Owbridge gives an account of what happened next. The shelling of the British lines was particularly heavy during the two hours before midnight, but Christopher “was very cheerful & happy and talked ... pleasantly a great part of the time. He went about and chatted just as if there were no shells falling about us. Out often into the open and in front of the lines to look at the wire and see that it was standing.

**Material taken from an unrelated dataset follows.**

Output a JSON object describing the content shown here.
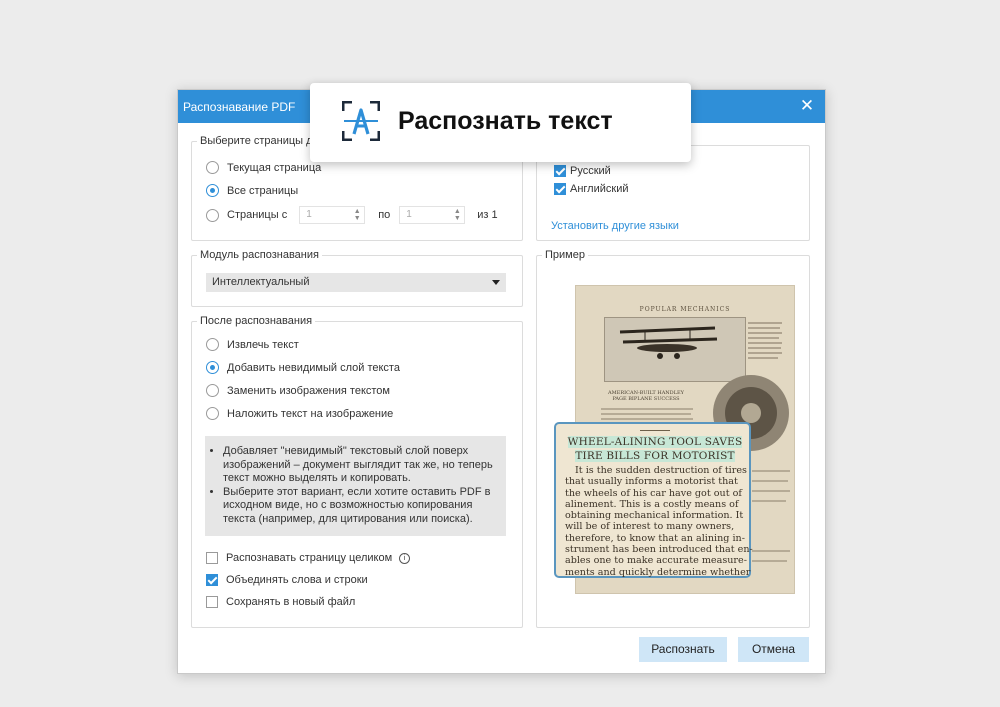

Having finished our round, we were getting across the open when he made the last remark. His words were, “I do not know what we have done to them, but they seem very vexed tonight”. We had just got near the parapet of the trench when a shell burst about 5 yards from us, it blew us both into the trench – we meant to jump down into it – and at the same time I heard Lieut Pease say, “I am” and fell dead on top of me in the bottom of the trench... I think he meant to say, “I am hit” but it was instantaneous and he was dead before he could say it.”

Christopher’s father’s records state that Christopher died at Givenchy[6][7]. From the Battalion’s War Diary[2] and a study of trench maps for the area[8] it is now clear that he died 3 miles south of Givenchy.

Sir J Gurney Pease, Bart takes up the biography:
“Notification of Christopher's death was made by telephone on 13th May, 1918 to my Father at Pinchinthorpe House, Guisborough. In every likelihood, the phone message was confirmed by letter which has not survived - else it was given to his widow who died on 10th June, 1959. All that has survived of what my father recorded was that Christopher was killed at Givenchy on 9th May 1918[7]. It is possible that he was told St. Elie and that Givenchy was the nearest identifiable location opposite St. Elie, though I cannot speculate upon that.

East face of the war memorial displaying Captain Christopher Pease name

Christopher's grave is at Mazingarbe which together with my wife, I visited some years ago, as also at a later date it was visited by my daughter and two grand children. That grave was originally temporarily marked with a wooden cross which when replaced by a stone memorial was sent to my Father. I collected it and sent it to Christopher's daughter (herself now deceased) then living in Tasmania.”[6]

After Christopher’s death, his widow Philippa returned to Pinchinthorpe House, Guisborough[12].

Captain Christopher York Pease is listed on Ingleby Cross Village War Memorial.

It is likely that Captain Pease was entitled to the Victory Medal, and very possibly the British War Medal, 1914-18 [14].